  9. nzmike

    Offline
    Joined:
    Dec 15, 2005
    Messages:
    2,955
    If firewood is no sweat, how about a fire pot of some sort? They're interesting... :-k

    The people cooking on the link page are using a Trangia, looks like 25, that could be a hint...
     
  10. nzmike

    Offline
    Joined:
    Dec 15, 2005
    Messages:
    2,955
    Just looked at the link a bit, seems fires are frowned upon and liquid stoves encouraged. If it was my trip, I'd be tearing out my hair trying to choose between the 123, 77a and 123 powered Sigg Tourist. 123 If I'm solo, either of the other two if you and your bud are going to pool your food and cooking... :-k Should be a good trip, Steve, have fun!
     
  11. steve coomber

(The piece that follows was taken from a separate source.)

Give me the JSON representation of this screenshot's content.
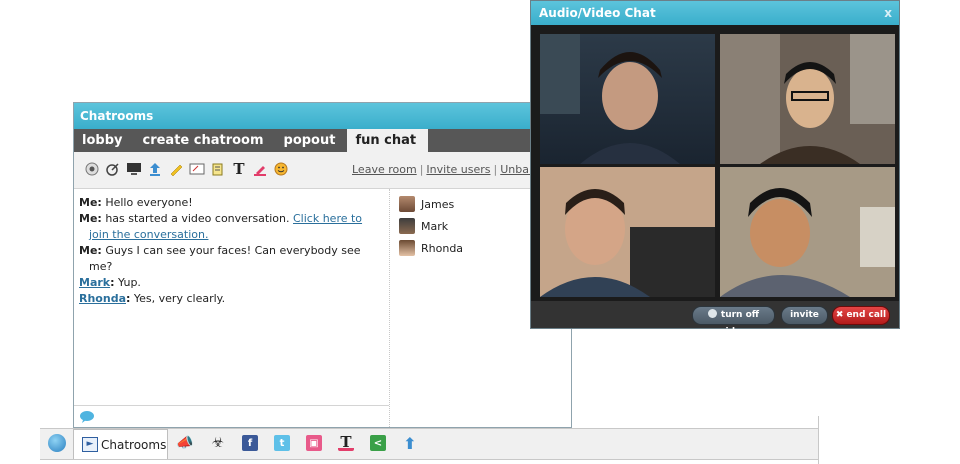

    Offline
    Joined:
    Jun 8, 2005
    Messages:
    58
    last trip by car. took a sirram metho pad thing and stand did not use the one pint pot/cup thing just chucked a fry pan on top cooked all our meals broome to perth worked ok. 2300 kms
     
  12. Doc Mark

    Doc Mark SotM Winner Subscriber

    Online
    Joined:
    Dec 12, 2004
    Messages:
    18,298
    Morning, Steve,

    I think Spiritburner's advice is the best way to go: Take and use what you know and already use!! I'd say that means, take the one you can start and use in your sleep, with one hand tied behind your back, in all weathers and conditions. That's what I'd do, for sure. Have a fine trip, and please share a report, with photos, when you return, safe, sound, and happy! Take care, and God Bless!

    Every Good Wish,
    Doc